With MAP-21 scheduled to expire on September 30 this year and mid-term elections looming, the rhetoric is starting to heat up on infrastructure “spending” or “investment” depending on your perspective. While you would be hard pressed to find anyone who does not believe our nation’s highways and bridges are in terrible shape, that is where the agreement ends. How much to spend, how to fund the expenditures, what to spend the money on, and the role of the federal government versus the states are all major points of disagreement.
President Obama’s budget calls for $73.61 billion in surface transportation spending for fiscal 2015, a 1.7 percent increase over 2014 funding, and requests $302.3 billion in spending in a new 4-year highway bill.

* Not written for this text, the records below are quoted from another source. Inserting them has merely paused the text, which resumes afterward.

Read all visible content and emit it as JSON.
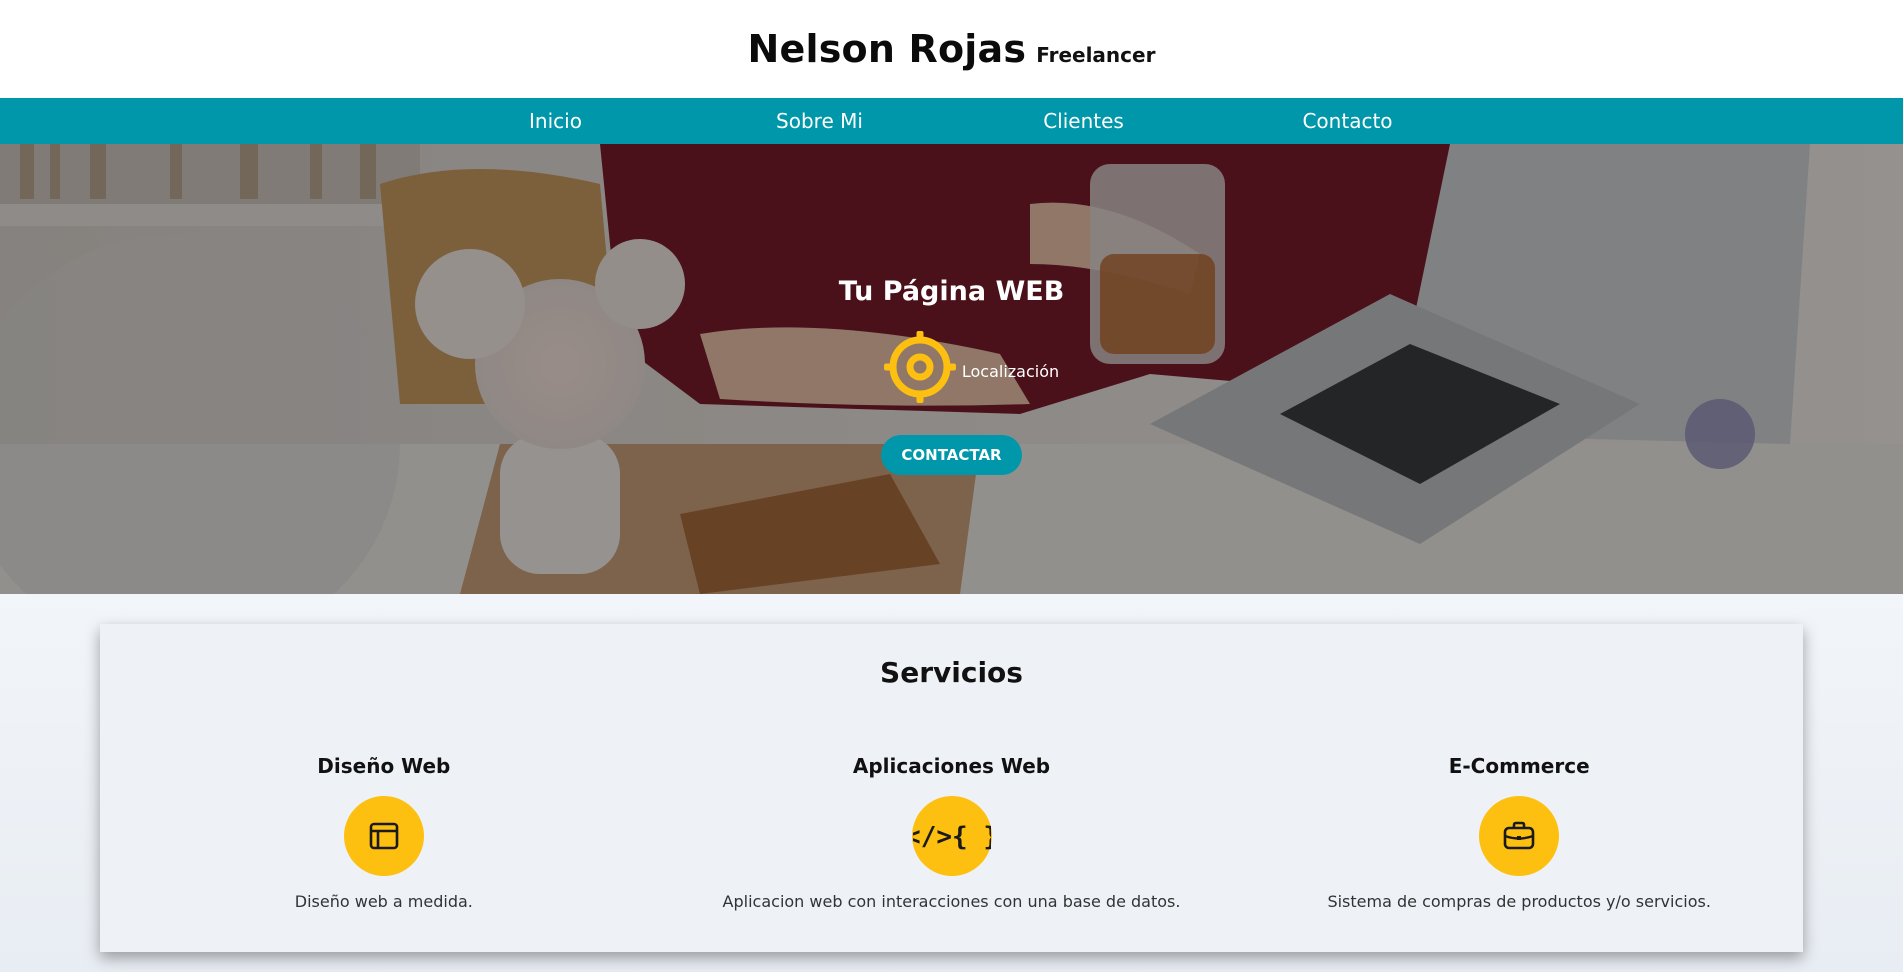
{
  "brand": {
    "name": "Nelson Rojas",
    "tagline": "Freelancer"
  },
  "nav": {
    "items": [
      {
        "label": "Inicio"
      },
      {
        "label": "Sobre Mi"
      },
      {
        "label": "Clientes"
      },
      {
        "label": "Contacto"
      }
    ]
  },
  "hero": {
    "title": "Tu Página WEB",
    "location_label": "Localización",
    "location_icon": "target-location-icon",
    "cta_label": "CONTACTAR"
  },
  "services": {
    "title": "Servicios",
    "items": [
      {
        "title": "Diseño Web",
        "icon": "browser-window-icon",
        "description": "Diseño web a medida."
      },
      {
        "title": "Aplicaciones Web",
        "icon": "code-braces-icon",
        "description": "Aplicacion web con interacciones con una base de datos."
      },
      {
        "title": "E-Commerce",
        "icon": "briefcase-icon",
        "description": "Sistema de compras de productos y/o servicios."
      }
    ]
  },
  "colors": {
    "accent": "#0097aa",
    "icon_yellow": "#fdc010",
    "header_bg": "#ffffff",
    "page_bg": "#eef2f7"
  }
}
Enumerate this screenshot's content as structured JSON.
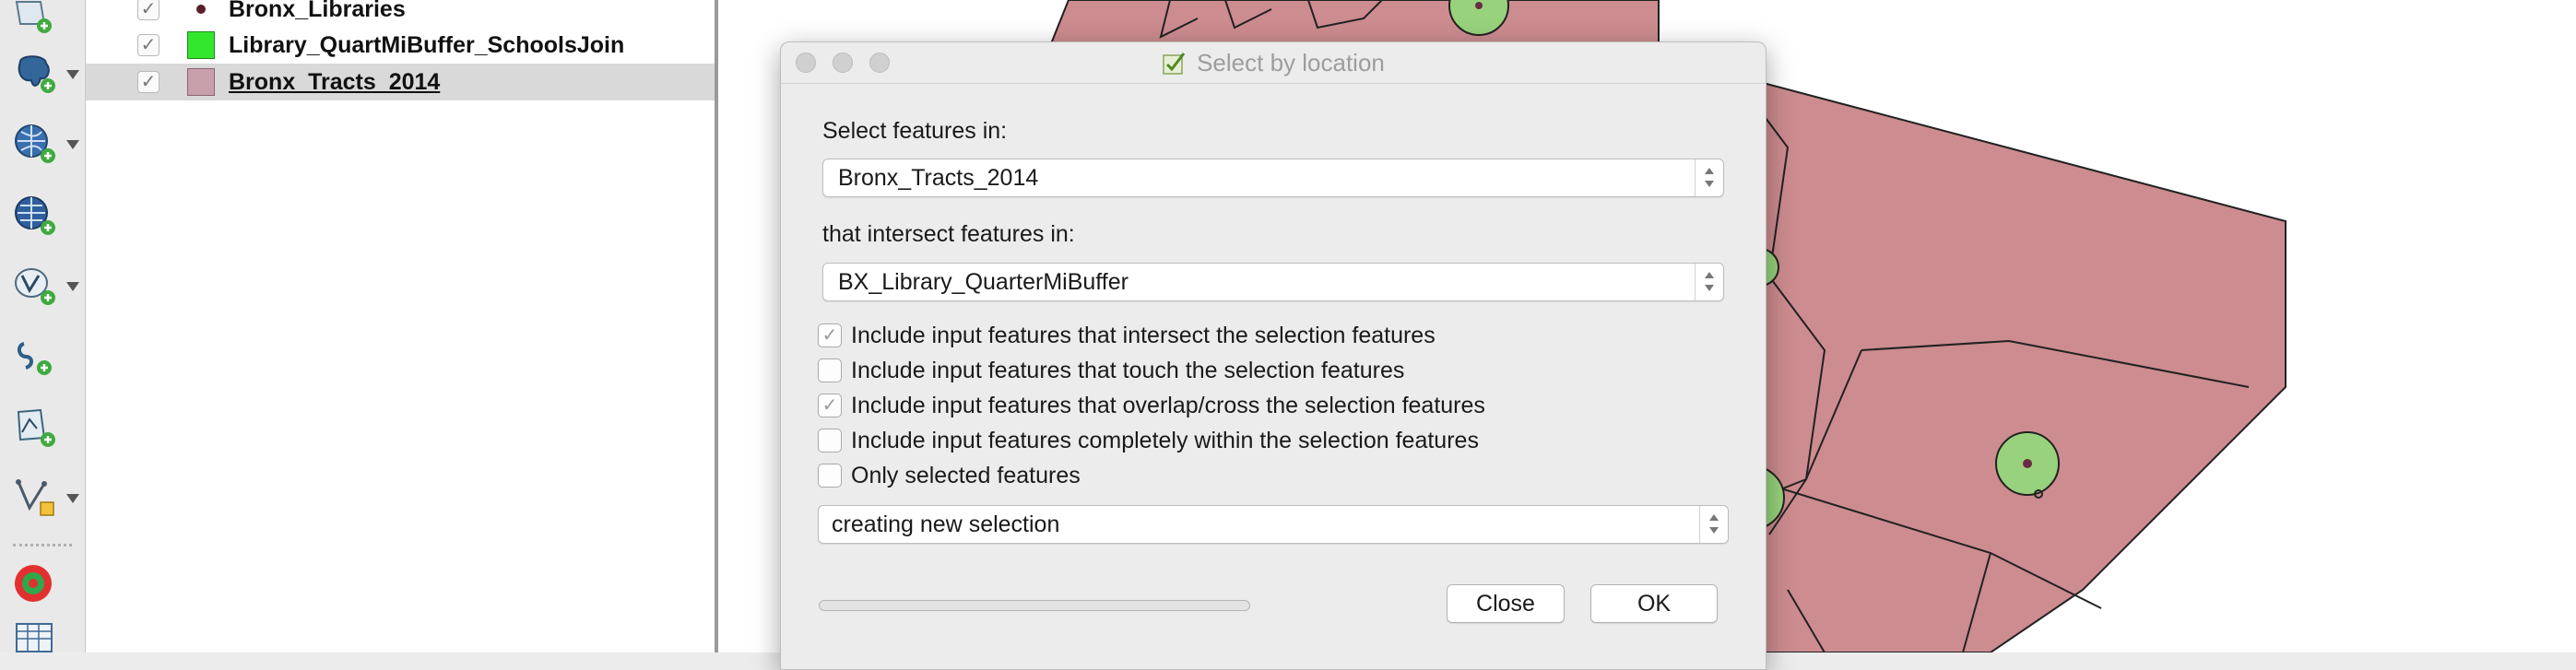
{
  "layers": [
    {
      "name": "Bronx_Libraries",
      "symbol": "point",
      "color": "#5a1f2b",
      "checked": true,
      "selected": false
    },
    {
      "name": "Library_QuartMiBuffer_SchoolsJoin",
      "symbol": "fill",
      "color": "#33e62e",
      "checked": true,
      "selected": false
    },
    {
      "name": "Bronx_Tracts_2014",
      "symbol": "fill",
      "color": "#c8a0ac",
      "checked": true,
      "selected": true
    }
  ],
  "toolbar": {
    "icons": [
      "add-vector-layer-icon",
      "add-postgis-layer-icon",
      "add-wms-layer-icon",
      "add-wfs-layer-icon",
      "add-virtual-layer-icon",
      "add-delimited-text-icon",
      "add-spatialite-icon",
      "add-vertex-layer-icon",
      "heatmap-plugin-icon",
      "table-icon"
    ]
  },
  "map": {
    "tract_fill": "#cd8c8f",
    "tract_stroke": "#222222",
    "buffer_fill": "#98d27c",
    "library_point": "#6b2a44"
  },
  "dialog": {
    "title": "Select by location",
    "select_features_label": "Select features in:",
    "select_layer": "Bronx_Tracts_2014",
    "intersect_label": "that intersect features in:",
    "intersect_layer": "BX_Library_QuarterMiBuffer",
    "options": [
      {
        "label": "Include input features that intersect the selection features",
        "checked": true,
        "enabled": false
      },
      {
        "label": "Include input features that touch the selection features",
        "checked": false,
        "enabled": true
      },
      {
        "label": "Include input features that overlap/cross the selection features",
        "checked": true,
        "enabled": false
      },
      {
        "label": "Include input features completely within the selection features",
        "checked": false,
        "enabled": true
      },
      {
        "label": "Only selected features",
        "checked": false,
        "enabled": true
      }
    ],
    "selection_mode": "creating new selection",
    "close_label": "Close",
    "ok_label": "OK"
  }
}
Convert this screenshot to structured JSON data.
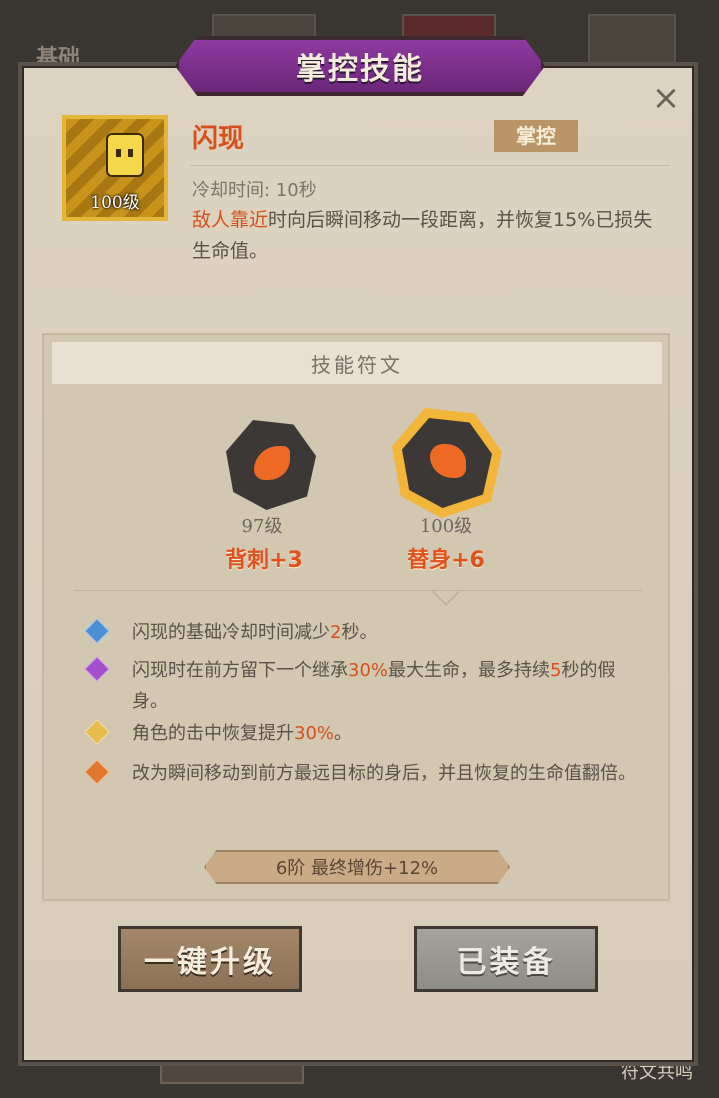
{
  "background": {
    "left_label": "基础",
    "bottom_right_label": "符文共鸣"
  },
  "dialog": {
    "title": "掌控技能",
    "close_icon": "×"
  },
  "skill": {
    "level": "100级",
    "name": "闪现",
    "tag": "掌控",
    "cooldown": "冷却时间: 10秒",
    "desc_highlight": "敌人靠近",
    "desc_rest": "时向后瞬间移动一段距离，并恢复15%已损失生命值。"
  },
  "runes": {
    "header": "技能符文",
    "items": [
      {
        "level": "97级",
        "name": "背刺+3",
        "glow": false
      },
      {
        "level": "100级",
        "name": "替身+6",
        "glow": true
      }
    ]
  },
  "effects": [
    {
      "color": "#4b8fd6",
      "parts": [
        "闪现的基础冷却时间减少",
        "2",
        "秒。"
      ]
    },
    {
      "color": "#a44fd0",
      "parts": [
        "闪现时在前方留下一个继承",
        "30%",
        "最大生命，最多持续",
        "5",
        "秒的假身。"
      ]
    },
    {
      "color": "#e5bd4d",
      "parts": [
        "角色的击中恢复提升",
        "30%",
        "。"
      ]
    },
    {
      "color": "#e0772c",
      "parts": [
        "改为瞬间移动到前方最远目标的身后，并且恢复的生命值翻倍。"
      ]
    }
  ],
  "tier_bonus": "6阶 最终增伤+12%",
  "buttons": {
    "upgrade": "一键升级",
    "equipped": "已装备"
  }
}
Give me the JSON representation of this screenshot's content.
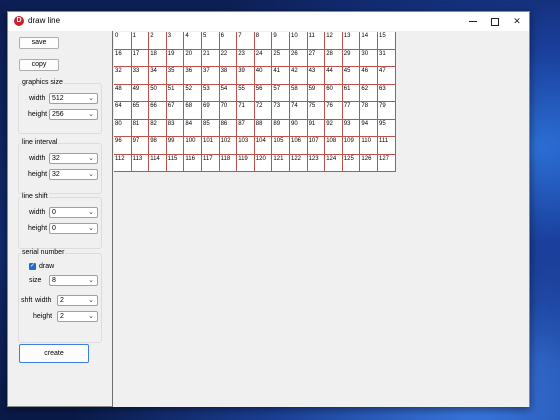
{
  "window": {
    "title": "draw line",
    "app_icon_letter": "D"
  },
  "toolbar": {
    "save_label": "save",
    "copy_label": "copy",
    "create_label": "create"
  },
  "graphics_size": {
    "title": "graphics size",
    "width_label": "width",
    "width_value": "512",
    "height_label": "height",
    "height_value": "256"
  },
  "line_interval": {
    "title": "line interval",
    "width_label": "width",
    "width_value": "32",
    "height_label": "height",
    "height_value": "32"
  },
  "line_shift": {
    "title": "line shift",
    "width_label": "width",
    "width_value": "0",
    "height_label": "height",
    "height_value": "0"
  },
  "serial_number": {
    "title": "serial number",
    "draw_label": "draw",
    "draw_checked": true,
    "size_label": "size",
    "size_value": "8",
    "shift_label": "shft",
    "shift_width_label": "width",
    "shift_width_value": "2",
    "shift_height_label": "height",
    "shift_height_value": "2"
  },
  "grid": {
    "columns": 16,
    "rows": 8,
    "line_color": "#c0504d",
    "cells": [
      "0",
      "1",
      "2",
      "3",
      "4",
      "5",
      "6",
      "7",
      "8",
      "9",
      "10",
      "11",
      "12",
      "13",
      "14",
      "15",
      "16",
      "17",
      "18",
      "19",
      "20",
      "21",
      "22",
      "23",
      "24",
      "25",
      "26",
      "27",
      "28",
      "29",
      "30",
      "31",
      "32",
      "33",
      "34",
      "35",
      "36",
      "37",
      "38",
      "39",
      "40",
      "41",
      "42",
      "43",
      "44",
      "45",
      "46",
      "47",
      "48",
      "49",
      "50",
      "51",
      "52",
      "53",
      "54",
      "55",
      "56",
      "57",
      "58",
      "59",
      "60",
      "61",
      "62",
      "63",
      "64",
      "65",
      "66",
      "67",
      "68",
      "69",
      "70",
      "71",
      "72",
      "73",
      "74",
      "75",
      "76",
      "77",
      "78",
      "79",
      "80",
      "81",
      "82",
      "83",
      "84",
      "85",
      "86",
      "87",
      "88",
      "89",
      "90",
      "91",
      "92",
      "93",
      "94",
      "95",
      "96",
      "97",
      "98",
      "99",
      "100",
      "101",
      "102",
      "103",
      "104",
      "105",
      "106",
      "107",
      "108",
      "109",
      "110",
      "111",
      "112",
      "113",
      "114",
      "115",
      "116",
      "117",
      "118",
      "119",
      "120",
      "121",
      "122",
      "123",
      "124",
      "125",
      "126",
      "127"
    ]
  }
}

Since current federal highway user fees (primarily fuel taxes) generate only $38 billion per year that leaves a significant shortfall in revenue (taxes). The administration proposes to use an imagined $150 billion in extra revenue from corporate tax reform to plug the gap. That is not the kind of corporate tax reform most business leaders have in mind.
Meanwhile the American Trucking Associations (ATA) was not impressed with the Obama proposal as its president Bill Graves commented, “Today’s proposed budget misses the mark when it comes to the transportation needs of the U.S. economy. It provides no real funding solutions for the long-term health of our infrastructure and proposes massive new subsidies for a mode that moves a small proportion of America’s freight and passengers,” a reference to rail transportation. The ATA has formed a team under the leadership of Dan England to consider alternatives to raising the federal fuel tax, which has not been increased since 1993.
House Transportation Committee chairman, Rep. Bill Shuster (R-Pa.), said he opposes an increase in the fuel tax, which funds highways and helps subsidize public transit. The U. S. Chamber of Commerce, the American Automobile Association, and the ATA all want Congress to increase the gas tax. In the House, Rep. Earl Blumenauer (D-Ore.) announced the proposal (H.R. 3636) in December to increase federal fuel taxes by 15 cents over the next three years. Whether he can convince his fellow democrat and committee chair remains to be seen.
Public opinion polls come out fairly strongly against fuel tax hikes, not because people believe the roads are in good shape, but because they don’t trust the government to spend the extra money wisely. As Robert Poole of the Reason Foundation points out, “That isn’t surprising, considering the federal Highway Trust Fund has been tapped in the past to pay for things like "bridges to nowhere," mass transit, recreational trails and museums, in addition to highway construction and repair.”
Gallop reports that a record high percentage of Americans believe that Big Government is a greater threat to the future of the country than Big Business or Big Labor. Several groups, including Cato, believe that the federal government has outlived its usefulness in highway funding. Gabriel Roth of The Independent Institute summed it up pretty well, “The purpose of federal financing — completion of the Interstate Highway System — has been virtually achieved, and it is difficult to identify other advantages from federal financing. The disadvantages of federal financing — increased costs and intrusive regulation — are evident and substantial.”
The alternative of more tolling or a vehicle miles travelled (VMT) tax are also problematic. In theory, with greater fuel economy, fewer miles driven per capita, and more hybrid and electric vehicles, the federal fuel tax may not be the best long-term solution to highway funding, and electric vehicles are getting a free ride today. But that long term is a long way off and highway funding is needed now. The trucking industry is already required to track and report miles driven by state and thus is not terribly concerned about a VMT. But for passenger vehicles, the cost, complexity, and opportunity for fraud and abuse in requiring every U.S. motorist to report miles driven and pay a tax on those miles is mind boggling.
So what is likely to happen? Keep in mind that the prior highway bill SAFETEA-LU was originally set to expire September 30, 2009 but was extended 10 times for a total of 3 years before the 2-year MAP-21 bill was passed. In an election year, I think it is highly likely that MAP-21 will be extended, fuel taxes will not be increased, and we will transfer more money from the General Fund to the Federal Highway Trust Fund to keep it solvent. Everyone wins, except those concerned about $17 trillion dollars in federal debt that continues to rise and those who believe that the fuel tax user-fee system that built our fantastic Interstate Highway system can surely be modified in a manner that keeps it well maintained.